Work instruction -> Report all lines below with the word "description".

Records contained in a dataset ->
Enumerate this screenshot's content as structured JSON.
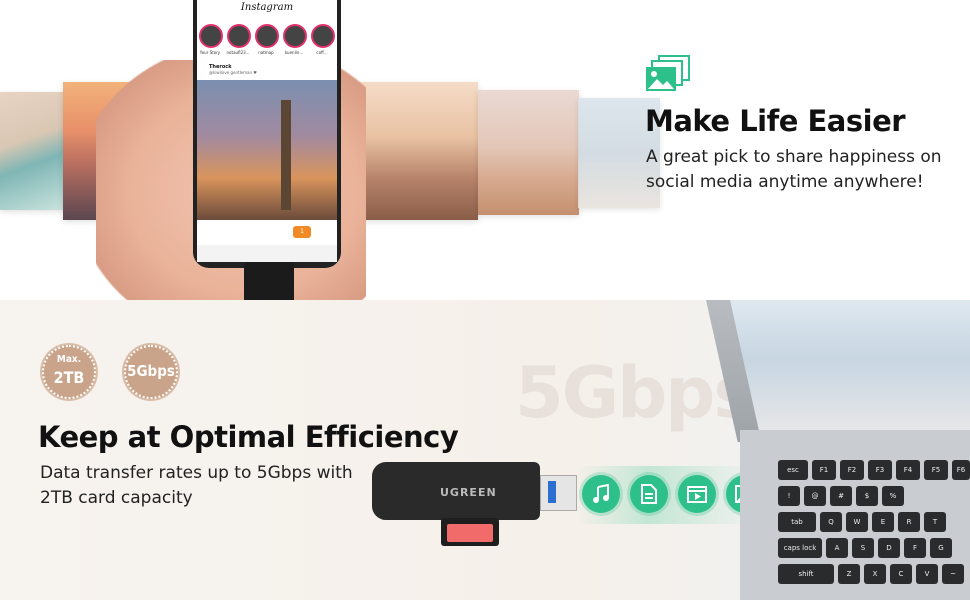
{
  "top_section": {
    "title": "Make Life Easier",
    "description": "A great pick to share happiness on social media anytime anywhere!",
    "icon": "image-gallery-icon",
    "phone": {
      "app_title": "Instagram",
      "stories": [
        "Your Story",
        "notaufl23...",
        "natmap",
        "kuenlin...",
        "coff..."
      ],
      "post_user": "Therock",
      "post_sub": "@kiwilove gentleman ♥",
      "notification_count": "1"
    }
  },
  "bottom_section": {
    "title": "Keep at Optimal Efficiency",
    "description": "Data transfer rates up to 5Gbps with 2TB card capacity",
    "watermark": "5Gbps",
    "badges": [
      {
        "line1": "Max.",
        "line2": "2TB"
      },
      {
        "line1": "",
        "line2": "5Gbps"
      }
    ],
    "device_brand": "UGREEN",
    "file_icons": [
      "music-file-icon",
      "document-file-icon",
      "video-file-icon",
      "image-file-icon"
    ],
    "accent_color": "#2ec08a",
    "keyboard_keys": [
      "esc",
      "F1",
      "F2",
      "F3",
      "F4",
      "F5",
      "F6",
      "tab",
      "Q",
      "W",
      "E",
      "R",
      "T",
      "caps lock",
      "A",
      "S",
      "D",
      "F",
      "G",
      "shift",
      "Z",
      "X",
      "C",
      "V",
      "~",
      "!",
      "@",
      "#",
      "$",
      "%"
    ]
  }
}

Exercise solution ->
    "description": "A great pick to share happiness on social media anytime anywhere!",
    "description": "Data transfer rates up to 5Gbps with 2TB card capacity",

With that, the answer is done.